By Wayne W. Byers

Just recently I stood in the basement of the Wisconsin Academy Administration Building, that is now under construction, and listened as Elder Bieber explained the room layout and showed where the various classes would be held. As I listened, my mind kept wandering back to my own academy days. I could see teachers, classmates, classes, and chapel periods.

With fond nostalgia I remembered some of the good times we had together and events that helped to direct my life. I have often wondered, as I did then, what it would have been like not to have had the experience of a Christian education and a life without those wonderful memories. I couldn’t really imagine any such a thing, because my parents had no other plans.
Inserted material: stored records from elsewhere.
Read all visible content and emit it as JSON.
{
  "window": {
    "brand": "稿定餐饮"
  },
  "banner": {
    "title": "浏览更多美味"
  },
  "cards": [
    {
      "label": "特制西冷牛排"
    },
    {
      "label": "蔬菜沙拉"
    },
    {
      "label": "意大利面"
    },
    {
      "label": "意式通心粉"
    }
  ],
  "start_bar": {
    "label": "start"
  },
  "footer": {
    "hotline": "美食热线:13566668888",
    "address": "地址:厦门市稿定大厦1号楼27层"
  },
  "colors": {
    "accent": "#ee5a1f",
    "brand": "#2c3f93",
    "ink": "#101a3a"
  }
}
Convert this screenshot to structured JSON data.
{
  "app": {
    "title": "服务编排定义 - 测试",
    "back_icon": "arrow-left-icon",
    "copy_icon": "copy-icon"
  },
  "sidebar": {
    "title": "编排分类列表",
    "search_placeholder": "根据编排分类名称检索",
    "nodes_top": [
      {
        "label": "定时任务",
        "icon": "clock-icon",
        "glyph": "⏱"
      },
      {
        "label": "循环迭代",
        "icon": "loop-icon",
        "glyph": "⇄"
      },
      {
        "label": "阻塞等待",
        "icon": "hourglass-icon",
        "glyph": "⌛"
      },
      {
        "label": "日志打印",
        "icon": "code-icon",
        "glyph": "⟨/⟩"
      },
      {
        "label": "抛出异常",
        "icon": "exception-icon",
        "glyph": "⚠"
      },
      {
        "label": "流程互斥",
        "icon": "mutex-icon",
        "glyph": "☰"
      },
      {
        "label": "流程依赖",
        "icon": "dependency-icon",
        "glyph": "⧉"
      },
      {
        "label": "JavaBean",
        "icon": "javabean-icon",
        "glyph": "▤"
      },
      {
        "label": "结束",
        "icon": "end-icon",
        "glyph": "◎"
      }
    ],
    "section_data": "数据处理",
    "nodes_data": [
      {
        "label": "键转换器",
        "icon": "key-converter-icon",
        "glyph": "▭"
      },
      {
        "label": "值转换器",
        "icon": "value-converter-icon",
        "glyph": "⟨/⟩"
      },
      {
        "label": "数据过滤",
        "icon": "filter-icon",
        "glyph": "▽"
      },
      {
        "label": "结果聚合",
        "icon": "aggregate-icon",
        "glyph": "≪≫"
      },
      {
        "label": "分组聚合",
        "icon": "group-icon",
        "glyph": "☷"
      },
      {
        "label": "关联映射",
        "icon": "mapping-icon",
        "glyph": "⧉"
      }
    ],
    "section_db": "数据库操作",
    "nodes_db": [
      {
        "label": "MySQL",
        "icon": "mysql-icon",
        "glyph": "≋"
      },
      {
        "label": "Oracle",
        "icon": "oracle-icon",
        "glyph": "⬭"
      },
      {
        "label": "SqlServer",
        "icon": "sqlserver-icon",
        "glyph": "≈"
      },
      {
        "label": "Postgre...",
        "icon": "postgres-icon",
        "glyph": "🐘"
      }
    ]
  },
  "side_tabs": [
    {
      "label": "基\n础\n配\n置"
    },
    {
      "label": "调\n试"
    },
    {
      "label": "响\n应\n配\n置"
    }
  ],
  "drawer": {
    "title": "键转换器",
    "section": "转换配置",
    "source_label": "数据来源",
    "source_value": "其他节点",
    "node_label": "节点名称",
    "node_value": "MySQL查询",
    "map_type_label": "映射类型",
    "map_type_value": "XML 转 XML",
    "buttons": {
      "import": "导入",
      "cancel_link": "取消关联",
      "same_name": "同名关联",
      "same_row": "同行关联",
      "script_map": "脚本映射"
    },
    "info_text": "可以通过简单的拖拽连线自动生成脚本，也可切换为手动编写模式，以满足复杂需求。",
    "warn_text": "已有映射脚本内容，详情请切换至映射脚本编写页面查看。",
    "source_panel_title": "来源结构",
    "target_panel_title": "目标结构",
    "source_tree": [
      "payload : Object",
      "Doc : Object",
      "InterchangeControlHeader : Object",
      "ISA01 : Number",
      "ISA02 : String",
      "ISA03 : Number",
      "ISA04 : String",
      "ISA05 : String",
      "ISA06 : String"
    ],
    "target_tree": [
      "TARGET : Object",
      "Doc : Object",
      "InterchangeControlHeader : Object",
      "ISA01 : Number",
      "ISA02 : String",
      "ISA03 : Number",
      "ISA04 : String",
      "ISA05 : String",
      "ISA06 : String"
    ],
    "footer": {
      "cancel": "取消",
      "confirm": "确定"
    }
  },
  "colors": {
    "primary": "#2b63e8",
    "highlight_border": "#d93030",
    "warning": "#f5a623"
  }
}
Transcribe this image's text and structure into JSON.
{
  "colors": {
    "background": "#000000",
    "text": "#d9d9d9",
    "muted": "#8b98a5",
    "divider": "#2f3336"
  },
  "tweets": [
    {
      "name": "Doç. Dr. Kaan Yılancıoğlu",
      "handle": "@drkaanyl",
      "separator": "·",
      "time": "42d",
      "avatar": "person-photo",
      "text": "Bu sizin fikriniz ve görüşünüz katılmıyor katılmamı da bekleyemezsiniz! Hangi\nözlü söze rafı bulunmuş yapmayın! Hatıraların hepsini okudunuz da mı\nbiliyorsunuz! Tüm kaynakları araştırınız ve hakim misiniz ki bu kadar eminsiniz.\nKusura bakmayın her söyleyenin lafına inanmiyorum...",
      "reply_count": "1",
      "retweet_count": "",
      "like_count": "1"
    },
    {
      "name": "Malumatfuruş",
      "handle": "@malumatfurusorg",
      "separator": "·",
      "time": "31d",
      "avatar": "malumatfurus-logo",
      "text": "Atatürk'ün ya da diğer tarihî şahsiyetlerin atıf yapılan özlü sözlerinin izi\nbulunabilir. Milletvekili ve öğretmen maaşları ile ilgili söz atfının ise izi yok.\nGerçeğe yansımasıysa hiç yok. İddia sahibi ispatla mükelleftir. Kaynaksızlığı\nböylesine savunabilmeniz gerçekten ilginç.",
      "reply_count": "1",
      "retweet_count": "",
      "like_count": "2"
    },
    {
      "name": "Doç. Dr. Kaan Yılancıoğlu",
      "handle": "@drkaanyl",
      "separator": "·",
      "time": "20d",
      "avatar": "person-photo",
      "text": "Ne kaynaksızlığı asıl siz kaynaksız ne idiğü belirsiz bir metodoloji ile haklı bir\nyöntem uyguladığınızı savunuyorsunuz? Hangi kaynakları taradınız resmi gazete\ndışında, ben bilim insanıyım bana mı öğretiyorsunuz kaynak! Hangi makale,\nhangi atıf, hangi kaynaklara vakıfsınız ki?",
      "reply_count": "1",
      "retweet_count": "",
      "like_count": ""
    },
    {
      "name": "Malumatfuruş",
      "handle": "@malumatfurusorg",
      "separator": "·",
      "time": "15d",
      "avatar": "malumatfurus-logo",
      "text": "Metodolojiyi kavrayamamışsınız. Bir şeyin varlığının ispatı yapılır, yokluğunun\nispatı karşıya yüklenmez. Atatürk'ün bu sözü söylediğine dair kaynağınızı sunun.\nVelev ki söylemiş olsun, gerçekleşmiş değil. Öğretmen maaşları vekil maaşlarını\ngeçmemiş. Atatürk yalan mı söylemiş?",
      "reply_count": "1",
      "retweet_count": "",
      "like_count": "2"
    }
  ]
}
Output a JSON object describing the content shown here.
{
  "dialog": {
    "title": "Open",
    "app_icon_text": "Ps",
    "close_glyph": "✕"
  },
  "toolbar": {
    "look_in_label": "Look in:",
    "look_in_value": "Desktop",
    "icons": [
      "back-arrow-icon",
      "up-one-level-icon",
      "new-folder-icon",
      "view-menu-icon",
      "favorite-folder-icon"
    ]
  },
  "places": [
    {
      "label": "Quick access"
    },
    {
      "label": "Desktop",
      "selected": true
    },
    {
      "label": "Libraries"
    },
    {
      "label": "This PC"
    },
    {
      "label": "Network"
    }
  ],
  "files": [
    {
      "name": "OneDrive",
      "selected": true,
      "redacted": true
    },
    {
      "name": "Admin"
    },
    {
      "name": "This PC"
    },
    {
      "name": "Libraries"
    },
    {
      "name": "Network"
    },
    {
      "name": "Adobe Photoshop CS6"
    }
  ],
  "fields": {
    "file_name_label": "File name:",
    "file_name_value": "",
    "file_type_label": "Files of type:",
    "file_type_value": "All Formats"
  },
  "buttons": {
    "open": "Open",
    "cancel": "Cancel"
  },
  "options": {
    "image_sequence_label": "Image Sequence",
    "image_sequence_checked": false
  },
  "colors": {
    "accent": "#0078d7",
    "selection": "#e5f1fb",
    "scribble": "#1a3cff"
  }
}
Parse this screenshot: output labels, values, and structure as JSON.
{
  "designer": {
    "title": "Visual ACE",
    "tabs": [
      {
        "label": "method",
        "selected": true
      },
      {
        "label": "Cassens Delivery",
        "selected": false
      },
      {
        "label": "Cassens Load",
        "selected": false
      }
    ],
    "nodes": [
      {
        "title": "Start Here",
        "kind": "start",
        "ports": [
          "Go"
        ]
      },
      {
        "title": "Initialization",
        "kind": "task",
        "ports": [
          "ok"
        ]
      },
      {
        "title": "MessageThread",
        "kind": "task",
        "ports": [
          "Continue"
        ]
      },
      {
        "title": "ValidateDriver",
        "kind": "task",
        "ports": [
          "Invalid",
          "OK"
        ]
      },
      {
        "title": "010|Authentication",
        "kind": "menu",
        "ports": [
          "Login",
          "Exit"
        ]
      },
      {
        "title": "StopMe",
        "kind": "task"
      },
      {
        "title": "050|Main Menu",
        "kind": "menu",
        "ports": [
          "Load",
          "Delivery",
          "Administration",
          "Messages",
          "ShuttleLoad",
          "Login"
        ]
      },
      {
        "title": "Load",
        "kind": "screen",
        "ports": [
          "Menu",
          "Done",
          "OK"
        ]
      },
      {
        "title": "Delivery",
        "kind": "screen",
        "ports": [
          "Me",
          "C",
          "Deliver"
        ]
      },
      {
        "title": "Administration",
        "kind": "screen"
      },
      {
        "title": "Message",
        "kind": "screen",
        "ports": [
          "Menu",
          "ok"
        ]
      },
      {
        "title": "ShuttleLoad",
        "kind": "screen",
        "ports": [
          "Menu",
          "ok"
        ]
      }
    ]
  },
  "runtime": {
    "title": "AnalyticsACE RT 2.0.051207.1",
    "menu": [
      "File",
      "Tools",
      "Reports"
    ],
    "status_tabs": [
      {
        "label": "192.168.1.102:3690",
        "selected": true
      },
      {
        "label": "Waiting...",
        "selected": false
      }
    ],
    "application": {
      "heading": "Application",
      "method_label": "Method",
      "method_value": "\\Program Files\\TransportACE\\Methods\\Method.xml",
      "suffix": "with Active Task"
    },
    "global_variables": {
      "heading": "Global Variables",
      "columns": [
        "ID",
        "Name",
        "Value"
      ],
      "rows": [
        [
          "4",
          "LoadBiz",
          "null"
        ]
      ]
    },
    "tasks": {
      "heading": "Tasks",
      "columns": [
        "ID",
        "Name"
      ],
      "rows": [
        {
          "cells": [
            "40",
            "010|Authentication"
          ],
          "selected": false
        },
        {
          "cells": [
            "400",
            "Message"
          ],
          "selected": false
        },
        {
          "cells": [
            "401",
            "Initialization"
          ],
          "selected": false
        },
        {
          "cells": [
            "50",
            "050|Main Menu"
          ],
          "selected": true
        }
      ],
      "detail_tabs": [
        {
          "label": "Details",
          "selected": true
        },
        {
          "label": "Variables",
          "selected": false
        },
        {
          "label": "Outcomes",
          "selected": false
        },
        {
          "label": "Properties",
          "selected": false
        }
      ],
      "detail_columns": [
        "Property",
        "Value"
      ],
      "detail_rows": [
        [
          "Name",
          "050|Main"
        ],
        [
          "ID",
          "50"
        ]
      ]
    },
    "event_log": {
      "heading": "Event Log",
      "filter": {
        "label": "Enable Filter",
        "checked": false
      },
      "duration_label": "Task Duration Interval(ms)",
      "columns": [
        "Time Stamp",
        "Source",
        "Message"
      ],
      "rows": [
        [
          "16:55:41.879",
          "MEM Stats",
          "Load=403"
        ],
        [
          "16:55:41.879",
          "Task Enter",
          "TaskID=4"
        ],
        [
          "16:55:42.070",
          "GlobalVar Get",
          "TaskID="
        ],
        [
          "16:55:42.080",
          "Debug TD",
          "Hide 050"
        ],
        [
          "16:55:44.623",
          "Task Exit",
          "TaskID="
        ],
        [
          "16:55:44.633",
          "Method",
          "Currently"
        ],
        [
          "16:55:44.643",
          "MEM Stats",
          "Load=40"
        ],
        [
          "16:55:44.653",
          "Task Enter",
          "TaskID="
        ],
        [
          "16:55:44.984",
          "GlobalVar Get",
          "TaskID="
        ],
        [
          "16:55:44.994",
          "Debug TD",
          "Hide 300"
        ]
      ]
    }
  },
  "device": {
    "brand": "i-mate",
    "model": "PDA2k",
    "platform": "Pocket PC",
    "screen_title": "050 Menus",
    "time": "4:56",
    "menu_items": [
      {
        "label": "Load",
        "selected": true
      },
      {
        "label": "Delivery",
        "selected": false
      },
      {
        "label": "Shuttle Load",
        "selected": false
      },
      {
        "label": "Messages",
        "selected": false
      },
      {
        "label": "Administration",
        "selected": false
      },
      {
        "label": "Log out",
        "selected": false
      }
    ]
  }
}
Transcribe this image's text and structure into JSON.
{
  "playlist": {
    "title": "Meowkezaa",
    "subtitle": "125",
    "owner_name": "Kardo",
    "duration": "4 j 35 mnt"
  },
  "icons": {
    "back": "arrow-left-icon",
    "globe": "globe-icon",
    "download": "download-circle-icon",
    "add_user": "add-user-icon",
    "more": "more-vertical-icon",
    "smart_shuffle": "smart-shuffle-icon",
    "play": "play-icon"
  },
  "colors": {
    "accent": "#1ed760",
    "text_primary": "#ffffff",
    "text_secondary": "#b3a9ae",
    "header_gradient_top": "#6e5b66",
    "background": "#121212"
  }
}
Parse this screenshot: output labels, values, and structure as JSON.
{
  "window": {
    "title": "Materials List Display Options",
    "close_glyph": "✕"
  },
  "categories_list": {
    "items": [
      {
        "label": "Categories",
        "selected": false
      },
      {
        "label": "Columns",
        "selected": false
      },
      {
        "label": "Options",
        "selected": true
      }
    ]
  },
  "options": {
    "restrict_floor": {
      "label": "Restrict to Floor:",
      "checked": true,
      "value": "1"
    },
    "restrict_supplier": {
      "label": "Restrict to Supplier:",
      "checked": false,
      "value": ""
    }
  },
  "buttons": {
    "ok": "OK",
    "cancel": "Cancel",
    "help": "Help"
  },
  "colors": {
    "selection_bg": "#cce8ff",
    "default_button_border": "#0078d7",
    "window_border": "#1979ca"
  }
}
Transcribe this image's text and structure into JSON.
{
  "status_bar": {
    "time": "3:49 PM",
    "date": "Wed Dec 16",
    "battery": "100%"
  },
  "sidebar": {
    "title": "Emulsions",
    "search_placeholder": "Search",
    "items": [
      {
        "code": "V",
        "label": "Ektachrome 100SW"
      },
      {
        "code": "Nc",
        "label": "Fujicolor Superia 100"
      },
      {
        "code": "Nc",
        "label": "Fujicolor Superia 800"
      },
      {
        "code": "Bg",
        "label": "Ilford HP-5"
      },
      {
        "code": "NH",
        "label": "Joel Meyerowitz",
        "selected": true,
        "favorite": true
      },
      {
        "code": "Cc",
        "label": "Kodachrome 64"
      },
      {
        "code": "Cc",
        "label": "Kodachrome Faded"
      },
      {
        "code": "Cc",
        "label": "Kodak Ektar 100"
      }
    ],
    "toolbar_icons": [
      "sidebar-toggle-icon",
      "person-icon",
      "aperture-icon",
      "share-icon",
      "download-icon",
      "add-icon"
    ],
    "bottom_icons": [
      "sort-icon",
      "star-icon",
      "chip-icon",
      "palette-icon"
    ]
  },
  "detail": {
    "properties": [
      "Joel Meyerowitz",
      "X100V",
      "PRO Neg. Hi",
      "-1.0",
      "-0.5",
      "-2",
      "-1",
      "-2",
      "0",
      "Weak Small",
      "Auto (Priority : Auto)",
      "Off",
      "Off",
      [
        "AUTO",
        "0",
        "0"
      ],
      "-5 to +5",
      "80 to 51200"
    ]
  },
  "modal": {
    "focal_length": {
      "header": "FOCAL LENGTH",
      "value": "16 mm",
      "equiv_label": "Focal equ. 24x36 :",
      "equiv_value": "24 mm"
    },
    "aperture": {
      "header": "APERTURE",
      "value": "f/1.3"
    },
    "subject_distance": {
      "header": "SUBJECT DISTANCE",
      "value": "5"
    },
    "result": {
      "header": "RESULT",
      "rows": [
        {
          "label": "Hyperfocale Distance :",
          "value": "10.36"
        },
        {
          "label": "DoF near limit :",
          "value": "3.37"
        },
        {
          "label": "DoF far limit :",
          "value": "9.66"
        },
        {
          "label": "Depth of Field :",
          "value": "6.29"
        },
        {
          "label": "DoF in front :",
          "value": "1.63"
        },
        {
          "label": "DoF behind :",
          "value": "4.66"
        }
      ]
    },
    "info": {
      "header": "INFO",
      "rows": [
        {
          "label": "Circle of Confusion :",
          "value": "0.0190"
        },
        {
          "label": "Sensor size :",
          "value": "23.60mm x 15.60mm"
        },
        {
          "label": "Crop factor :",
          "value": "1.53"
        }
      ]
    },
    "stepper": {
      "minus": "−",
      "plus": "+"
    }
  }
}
Later on that same day as I was preparing to leave the school, I watched a young man with a hammer in his hand climb a ladder to the top of the building where he was to help with the roofing.

As I waved goodby to my son who was working on that new building, I couldn’t help but feel happy that he was right where his mother and I have always planned for him to be—in one of our academies. It seemed good to me that he could have an active part in helping to build the Administration building, the central building of most any school, and so badly needed at Wisconsin Academy. Doubtless, someday he with many others will look back and say proudly, “I helped to build that building.” They might also truthfully say, as others have confessed, “It helped to build us.” It would stir our hearts to greater liberality if we would look at this building, not just in terms of wood, stone, plaster, and steel, but a place where our youth will be developing talents—a place where they will be building personalities and Christian characters for service in this life and the life to come. In Eccl. 3:1 we find the words of the wise man who said, “To everything there is a season, and a time to every purpose under heaven.” In verse three he mentioned the fact that there is a time to build up.” If there was ever a time to “build up,” it is now when so many of our youth are seeking a Christian education. Can we afford to fail them by holding back the necessary funds with which to “build up”? We cannot, we must not, and if we are truly sincere in our devotion to the cause of God, we will not fail!

This article originally appeared the Lake Union Herald, October 13, 1959

The photos accompanying this article are from the 1960 Badger, our yearbook